'''
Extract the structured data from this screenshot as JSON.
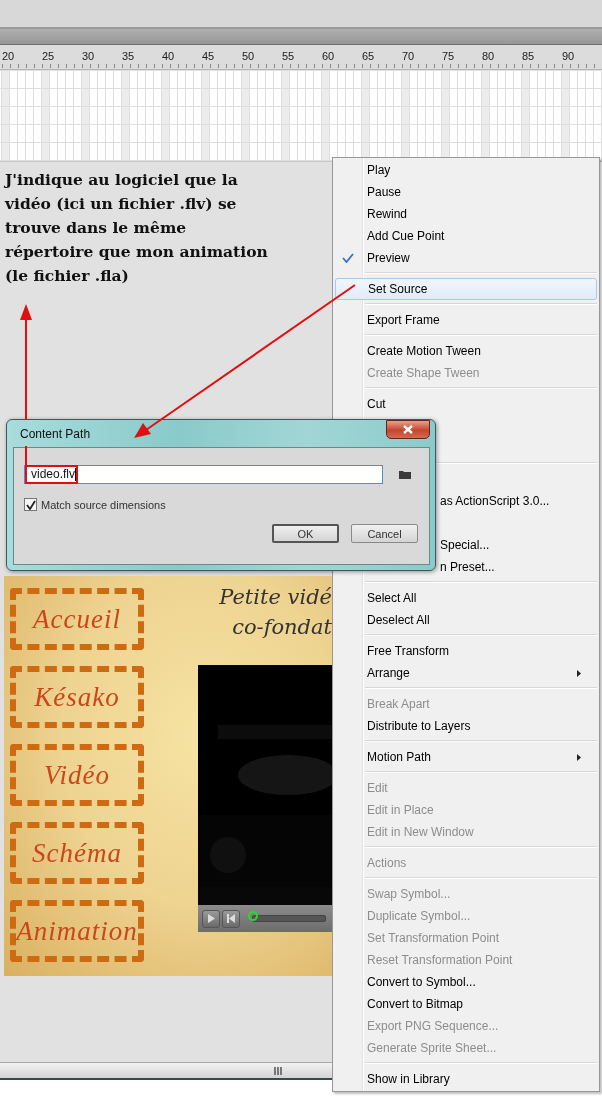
{
  "timeline": {
    "frame_numbers": [
      "20",
      "25",
      "30",
      "35",
      "40",
      "45",
      "50",
      "55",
      "60",
      "65",
      "70",
      "75",
      "80",
      "85",
      "90"
    ]
  },
  "annotation": {
    "text": "J'indique au logiciel que la\nvidéo (ici un fichier .flv) se\ntrouve dans le même\nrépertoire que mon animation\n(le fichier .fla)"
  },
  "stage": {
    "nav_buttons": [
      "Accueil",
      "Késako",
      "Vidéo",
      "Schéma",
      "Animation"
    ],
    "title_lines": [
      "Petite vidé",
      "co-fondat"
    ],
    "video_player": {
      "seek": {
        "level": 0
      }
    }
  },
  "context_menu": {
    "items": [
      {
        "kind": "item",
        "label": "Play",
        "disabled": false,
        "checked": false,
        "selected": false,
        "submenu": false
      },
      {
        "kind": "item",
        "label": "Pause",
        "disabled": false,
        "checked": false,
        "selected": false,
        "submenu": false
      },
      {
        "kind": "item",
        "label": "Rewind",
        "disabled": false,
        "checked": false,
        "selected": false,
        "submenu": false
      },
      {
        "kind": "item",
        "label": "Add Cue Point",
        "disabled": false,
        "checked": false,
        "selected": false,
        "submenu": false
      },
      {
        "kind": "item",
        "label": "Preview",
        "disabled": false,
        "checked": true,
        "selected": false,
        "submenu": false
      },
      {
        "kind": "separator"
      },
      {
        "kind": "item",
        "label": "Set Source",
        "disabled": false,
        "checked": false,
        "selected": true,
        "submenu": false
      },
      {
        "kind": "separator"
      },
      {
        "kind": "item",
        "label": "Export Frame",
        "disabled": false,
        "checked": false,
        "selected": false,
        "submenu": false
      },
      {
        "kind": "separator"
      },
      {
        "kind": "item",
        "label": "Create Motion Tween",
        "disabled": false,
        "checked": false,
        "selected": false,
        "submenu": false
      },
      {
        "kind": "item",
        "label": "Create Shape Tween",
        "disabled": true,
        "checked": false,
        "selected": false,
        "submenu": false
      },
      {
        "kind": "separator"
      },
      {
        "kind": "item",
        "label": "Cut",
        "disabled": false,
        "checked": false,
        "selected": false,
        "submenu": false
      },
      {
        "kind": "covered"
      },
      {
        "kind": "covered"
      },
      {
        "kind": "separator"
      },
      {
        "kind": "covered"
      },
      {
        "kind": "partial",
        "label": "as ActionScript 3.0...",
        "disabled": false,
        "checked": false,
        "selected": false,
        "submenu": false
      },
      {
        "kind": "covered"
      },
      {
        "kind": "partial",
        "label": "Special...",
        "disabled": false,
        "checked": false,
        "selected": false,
        "submenu": false
      },
      {
        "kind": "partial",
        "label": "n Preset...",
        "disabled": false,
        "checked": false,
        "selected": false,
        "submenu": false
      },
      {
        "kind": "separator"
      },
      {
        "kind": "item",
        "label": "Select All",
        "disabled": false,
        "checked": false,
        "selected": false,
        "submenu": false
      },
      {
        "kind": "item",
        "label": "Deselect All",
        "disabled": false,
        "checked": false,
        "selected": false,
        "submenu": false
      },
      {
        "kind": "separator"
      },
      {
        "kind": "item",
        "label": "Free Transform",
        "disabled": false,
        "checked": false,
        "selected": false,
        "submenu": false
      },
      {
        "kind": "item",
        "label": "Arrange",
        "disabled": false,
        "checked": false,
        "selected": false,
        "submenu": true
      },
      {
        "kind": "separator"
      },
      {
        "kind": "item",
        "label": "Break Apart",
        "disabled": true,
        "checked": false,
        "selected": false,
        "submenu": false
      },
      {
        "kind": "item",
        "label": "Distribute to Layers",
        "disabled": false,
        "checked": false,
        "selected": false,
        "submenu": false
      },
      {
        "kind": "separator"
      },
      {
        "kind": "item",
        "label": "Motion Path",
        "disabled": false,
        "checked": false,
        "selected": false,
        "submenu": true
      },
      {
        "kind": "separator"
      },
      {
        "kind": "item",
        "label": "Edit",
        "disabled": true,
        "checked": false,
        "selected": false,
        "submenu": false
      },
      {
        "kind": "item",
        "label": "Edit in Place",
        "disabled": true,
        "checked": false,
        "selected": false,
        "submenu": false
      },
      {
        "kind": "item",
        "label": "Edit in New Window",
        "disabled": true,
        "checked": false,
        "selected": false,
        "submenu": false
      },
      {
        "kind": "separator"
      },
      {
        "kind": "item",
        "label": "Actions",
        "disabled": true,
        "checked": false,
        "selected": false,
        "submenu": false
      },
      {
        "kind": "separator"
      },
      {
        "kind": "item",
        "label": "Swap Symbol...",
        "disabled": true,
        "checked": false,
        "selected": false,
        "submenu": false
      },
      {
        "kind": "item",
        "label": "Duplicate Symbol...",
        "disabled": true,
        "checked": false,
        "selected": false,
        "submenu": false
      },
      {
        "kind": "item",
        "label": "Set Transformation Point",
        "disabled": true,
        "checked": false,
        "selected": false,
        "submenu": false
      },
      {
        "kind": "item",
        "label": "Reset Transformation Point",
        "disabled": true,
        "checked": false,
        "selected": false,
        "submenu": false
      },
      {
        "kind": "item",
        "label": "Convert to Symbol...",
        "disabled": false,
        "checked": false,
        "selected": false,
        "submenu": false
      },
      {
        "kind": "item",
        "label": "Convert to Bitmap",
        "disabled": false,
        "checked": false,
        "selected": false,
        "submenu": false
      },
      {
        "kind": "item",
        "label": "Export PNG Sequence...",
        "disabled": true,
        "checked": false,
        "selected": false,
        "submenu": false
      },
      {
        "kind": "item",
        "label": "Generate Sprite Sheet...",
        "disabled": true,
        "checked": false,
        "selected": false,
        "submenu": false
      },
      {
        "kind": "separator"
      },
      {
        "kind": "item",
        "label": "Show in Library",
        "disabled": false,
        "checked": false,
        "selected": false,
        "submenu": false
      }
    ]
  },
  "dialog": {
    "title": "Content Path",
    "path_value": "video.flv",
    "path_highlighted": true,
    "match_source_dimensions": {
      "label": "Match source dimensions",
      "checked": true
    },
    "buttons": [
      {
        "label": "OK",
        "default": true
      },
      {
        "label": "Cancel",
        "default": false
      }
    ]
  }
}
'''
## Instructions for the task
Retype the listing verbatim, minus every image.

## Response to this exercise
Extract the structured data from this screenshot as JSON.
{
  "timeline": {
    "frame_numbers": [
      "20",
      "25",
      "30",
      "35",
      "40",
      "45",
      "50",
      "55",
      "60",
      "65",
      "70",
      "75",
      "80",
      "85",
      "90"
    ]
  },
  "annotation": {
    "text": "J'indique au logiciel que la\nvidéo (ici un fichier .flv) se\ntrouve dans le même\nrépertoire que mon animation\n(le fichier .fla)"
  },
  "stage": {
    "nav_buttons": [
      "Accueil",
      "Késako",
      "Vidéo",
      "Schéma",
      "Animation"
    ],
    "title_lines": [
      "Petite vidé",
      "co-fondat"
    ],
    "video_player": {
      "seek": {
        "level": 0
      }
    }
  },
  "context_menu": {
    "items": [
      {
        "kind": "item",
        "label": "Play",
        "disabled": false,
        "checked": false,
        "selected": false,
        "submenu": false
      },
      {
        "kind": "item",
        "label": "Pause",
        "disabled": false,
        "checked": false,
        "selected": false,
        "submenu": false
      },
      {
        "kind": "item",
        "label": "Rewind",
        "disabled": false,
        "checked": false,
        "selected": false,
        "submenu": false
      },
      {
        "kind": "item",
        "label": "Add Cue Point",
        "disabled": false,
        "checked": false,
        "selected": false,
        "submenu": false
      },
      {
        "kind": "item",
        "label": "Preview",
        "disabled": false,
        "checked": true,
        "selected": false,
        "submenu": false
      },
      {
        "kind": "separator"
      },
      {
        "kind": "item",
        "label": "Set Source",
        "disabled": false,
        "checked": false,
        "selected": true,
        "submenu": false
      },
      {
        "kind": "separator"
      },
      {
        "kind": "item",
        "label": "Export Frame",
        "disabled": false,
        "checked": false,
        "selected": false,
        "submenu": false
      },
      {
        "kind": "separator"
      },
      {
        "kind": "item",
        "label": "Create Motion Tween",
        "disabled": false,
        "checked": false,
        "selected": false,
        "submenu": false
      },
      {
        "kind": "item",
        "label": "Create Shape Tween",
        "disabled": true,
        "checked": false,
        "selected": false,
        "submenu": false
      },
      {
        "kind": "separator"
      },
      {
        "kind": "item",
        "label": "Cut",
        "disabled": false,
        "checked": false,
        "selected": false,
        "submenu": false
      },
      {
        "kind": "covered"
      },
      {
        "kind": "covered"
      },
      {
        "kind": "separator"
      },
      {
        "kind": "covered"
      },
      {
        "kind": "partial",
        "label": "as ActionScript 3.0...",
        "disabled": false,
        "checked": false,
        "selected": false,
        "submenu": false
      },
      {
        "kind": "covered"
      },
      {
        "kind": "partial",
        "label": "Special...",
        "disabled": false,
        "checked": false,
        "selected": false,
        "submenu": false
      },
      {
        "kind": "partial",
        "label": "n Preset...",
        "disabled": false,
        "checked": false,
        "selected": false,
        "submenu": false
      },
      {
        "kind": "separator"
      },
      {
        "kind": "item",
        "label": "Select All",
        "disabled": false,
        "checked": false,
        "selected": false,
        "submenu": false
      },
      {
        "kind": "item",
        "label": "Deselect All",
        "disabled": false,
        "checked": false,
        "selected": false,
        "submenu": false
      },
      {
        "kind": "separator"
      },
      {
        "kind": "item",
        "label": "Free Transform",
        "disabled": false,
        "checked": false,
        "selected": false,
        "submenu": false
      },
      {
        "kind": "item",
        "label": "Arrange",
        "disabled": false,
        "checked": false,
        "selected": false,
        "submenu": true
      },
      {
        "kind": "separator"
      },
      {
        "kind": "item",
        "label": "Break Apart",
        "disabled": true,
        "checked": false,
        "selected": false,
        "submenu": false
      },
      {
        "kind": "item",
        "label": "Distribute to Layers",
        "disabled": false,
        "checked": false,
        "selected": false,
        "submenu": false
      },
      {
        "kind": "separator"
      },
      {
        "kind": "item",
        "label": "Motion Path",
        "disabled": false,
        "checked": false,
        "selected": false,
        "submenu": true
      },
      {
        "kind": "separator"
      },
      {
        "kind": "item",
        "label": "Edit",
        "disabled": true,
        "checked": false,
        "selected": false,
        "submenu": false
      },
      {
        "kind": "item",
        "label": "Edit in Place",
        "disabled": true,
        "checked": false,
        "selected": false,
        "submenu": false
      },
      {
        "kind": "item",
        "label": "Edit in New Window",
        "disabled": true,
        "checked": false,
        "selected": false,
        "submenu": false
      },
      {
        "kind": "separator"
      },
      {
        "kind": "item",
        "label": "Actions",
        "disabled": true,
        "checked": false,
        "selected": false,
        "submenu": false
      },
      {
        "kind": "separator"
      },
      {
        "kind": "item",
        "label": "Swap Symbol...",
        "disabled": true,
        "checked": false,
        "selected": false,
        "submenu": false
      },
      {
        "kind": "item",
        "label": "Duplicate Symbol...",
        "disabled": true,
        "checked": false,
        "selected": false,
        "submenu": false
      },
      {
        "kind": "item",
        "label": "Set Transformation Point",
        "disabled": true,
        "checked": false,
        "selected": false,
        "submenu": false
      },
      {
        "kind": "item",
        "label": "Reset Transformation Point",
        "disabled": true,
        "checked": false,
        "selected": false,
        "submenu": false
      },
      {
        "kind": "item",
        "label": "Convert to Symbol...",
        "disabled": false,
        "checked": false,
        "selected": false,
        "submenu": false
      },
      {
        "kind": "item",
        "label": "Convert to Bitmap",
        "disabled": false,
        "checked": false,
        "selected": false,
        "submenu": false
      },
      {
        "kind": "item",
        "label": "Export PNG Sequence...",
        "disabled": true,
        "checked": false,
        "selected": false,
        "submenu": false
      },
      {
        "kind": "item",
        "label": "Generate Sprite Sheet...",
        "disabled": true,
        "checked": false,
        "selected": false,
        "submenu": false
      },
      {
        "kind": "separator"
      },
      {
        "kind": "item",
        "label": "Show in Library",
        "disabled": false,
        "checked": false,
        "selected": false,
        "submenu": false
      }
    ]
  },
  "dialog": {
    "title": "Content Path",
    "path_value": "video.flv",
    "path_highlighted": true,
    "match_source_dimensions": {
      "label": "Match source dimensions",
      "checked": true
    },
    "buttons": [
      {
        "label": "OK",
        "default": true
      },
      {
        "label": "Cancel",
        "default": false
      }
    ]
  }
}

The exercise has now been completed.